▸ **What you have to do**
Each line in the listing below that holds "root" should be counted; reply with that number only.

▸ **Source data**
────────

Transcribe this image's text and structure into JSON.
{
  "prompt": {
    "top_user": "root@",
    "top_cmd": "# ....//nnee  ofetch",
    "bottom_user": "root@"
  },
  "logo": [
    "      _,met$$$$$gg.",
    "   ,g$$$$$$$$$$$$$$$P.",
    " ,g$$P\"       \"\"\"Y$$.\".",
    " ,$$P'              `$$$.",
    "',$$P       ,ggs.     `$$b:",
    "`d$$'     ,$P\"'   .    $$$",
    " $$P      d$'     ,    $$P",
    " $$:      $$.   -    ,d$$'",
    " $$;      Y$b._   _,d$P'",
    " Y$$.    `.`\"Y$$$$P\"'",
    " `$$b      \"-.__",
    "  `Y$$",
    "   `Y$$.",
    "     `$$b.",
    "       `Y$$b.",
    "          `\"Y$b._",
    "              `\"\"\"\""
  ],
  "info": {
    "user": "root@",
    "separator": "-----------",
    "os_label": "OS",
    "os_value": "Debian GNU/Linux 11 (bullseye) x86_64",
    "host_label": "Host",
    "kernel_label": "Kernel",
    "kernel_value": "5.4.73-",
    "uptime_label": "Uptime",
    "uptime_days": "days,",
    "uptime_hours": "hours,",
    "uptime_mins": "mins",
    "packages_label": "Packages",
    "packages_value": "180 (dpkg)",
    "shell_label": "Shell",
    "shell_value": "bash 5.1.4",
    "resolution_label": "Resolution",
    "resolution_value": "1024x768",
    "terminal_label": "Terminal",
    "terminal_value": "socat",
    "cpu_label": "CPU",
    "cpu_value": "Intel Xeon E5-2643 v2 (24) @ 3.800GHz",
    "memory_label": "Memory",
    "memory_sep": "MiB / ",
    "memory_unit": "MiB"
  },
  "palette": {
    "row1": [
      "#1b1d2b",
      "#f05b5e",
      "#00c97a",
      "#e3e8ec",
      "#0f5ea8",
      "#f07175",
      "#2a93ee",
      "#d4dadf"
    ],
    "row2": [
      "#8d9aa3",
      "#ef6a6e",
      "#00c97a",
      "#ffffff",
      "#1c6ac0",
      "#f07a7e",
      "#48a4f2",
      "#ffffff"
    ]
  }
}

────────

▸ **Result**
3